The U.S. Fish and Wildlife Service´s National Conservation Training Center held a three–day symposium in mid–January to honor the 50th anniversary of the Arctic National Wildlife Refuge. Former President Jimmy Carter—who signed the Alaska National Interest Lands Conservation Act (ANILCA) into law in December 1980—spoke at the symposium. Here, based on a transcript provided by NCTC, are excerpts from Carter’s speech.

On his commitment to Alaska wilderness:

ANILCA—which created the 19.6–million–acre Arctic National Wildlife Refuge and designated 8 million of those acres as wilderness—“was enormously complicated. I probably spent more time when I was President studying the map of Alaska and its most minute detail than I did any other thing or place in the world.”

On how ANILCA was initially received in Alaska:

“This was a very unpopular thing that we did. As a matter of fact, I was burned in effigy in Fairbanks. I went up there later on the way to a funeral in Japan, and the Secret Service advised me not to go because of the large number of anti–Carter demonstrators that would be there because ANILCA had passed.”

On how public sentiment has changed:

“Since then [1980], Alaska’s population has increased 70 percent, and I checked on it 15 years after ANILCA was passed. Park visits were up, at that time, 350 percent; I don’t know how much now. Tourism had tripled, exceeding in value Alaska timber or fisheries … Many of the communities whose chambers of commerce had condemned me, now are calling [for] some of the parks to be expanded further. So, it’s changed completely, but decisions about Alaska lands are not over.”

On visiting the Arctic National Wildlife Refuge:

“I was lucky enough to have a contract with a television network, and they wanted to take me and Rosalynn up … We spent 10 days [at Arctic Refuge] … I was also able to get in front, with my wife, of the Porcupine herd which is, as you know, 120,000 caribou. And we got right in front of them, and they would come toward us, and when they saw us, they would divide, and we just sat there for an hour while thousands of caribou went by.”

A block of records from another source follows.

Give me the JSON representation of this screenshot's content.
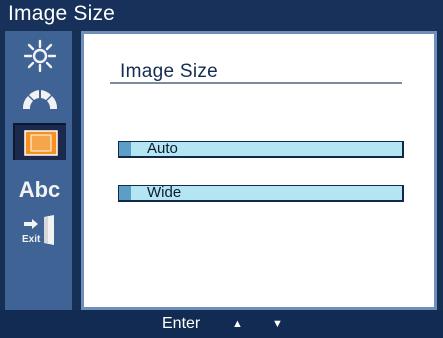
{
  "window": {
    "title": "Image Size"
  },
  "sidebar": {
    "items": [
      {
        "icon": "brightness-icon",
        "selected": false
      },
      {
        "icon": "color-icon",
        "selected": false
      },
      {
        "icon": "image-size-icon",
        "selected": true
      },
      {
        "icon": "language-icon",
        "label": "Abc",
        "selected": false
      },
      {
        "icon": "exit-icon",
        "label": "Exit",
        "selected": false
      }
    ]
  },
  "main": {
    "heading": "Image Size",
    "options": [
      {
        "label": "Auto"
      },
      {
        "label": "Wide"
      }
    ]
  },
  "bottombar": {
    "enter_label": "Enter",
    "up_arrow": "▲",
    "down_arrow": "▼"
  },
  "colors": {
    "frame": "#162f55",
    "sidebar": "#3f6394",
    "selected_icon": "#f7901e",
    "option_fill": "#b3e6f2",
    "option_marker": "#5d9ec8"
  }
}
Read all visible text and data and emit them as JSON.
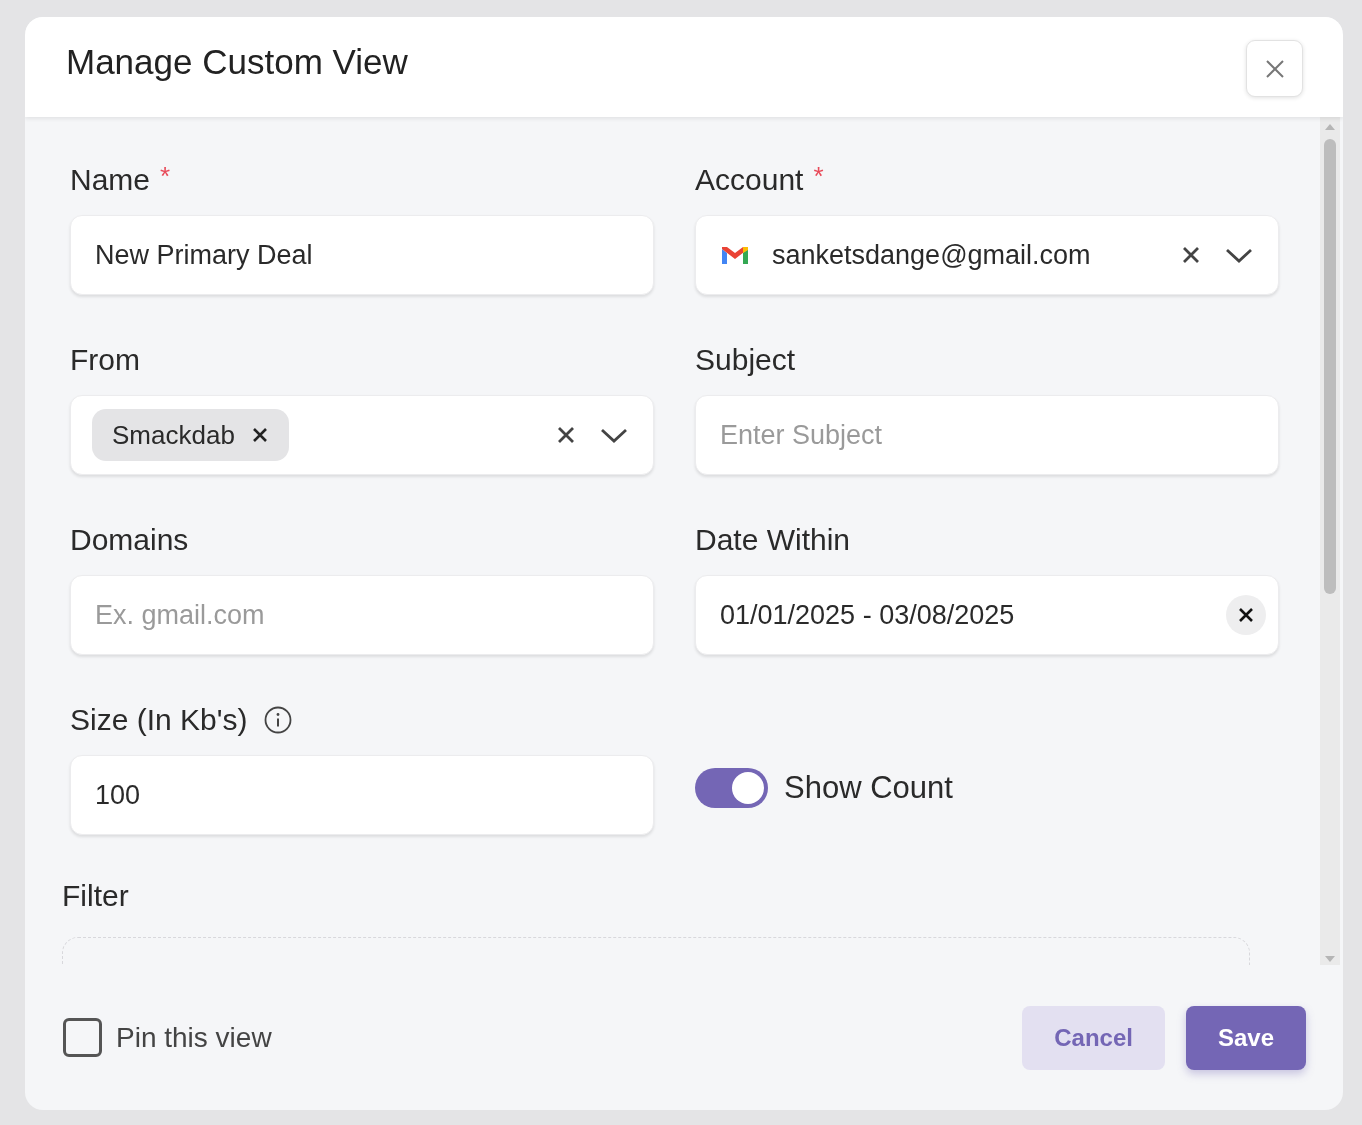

On giving wilderness status to more Alaska lands:

“I think perhaps as much as 100 million acres might qualify. We need to keep roads out of [Denali] Tundra National Forest; we need to consider BLM land for wilderness status; and we need to define very narrowly the substance activities that would be permitted to Native Alaskans and Indians … In closing, I want to quote Mardi Murie’s husband, Olaus, who said the Arctic Refuge was 'a little portion of our planet left alone.' A little portion of our planet left alone. I hope it can stay this way.”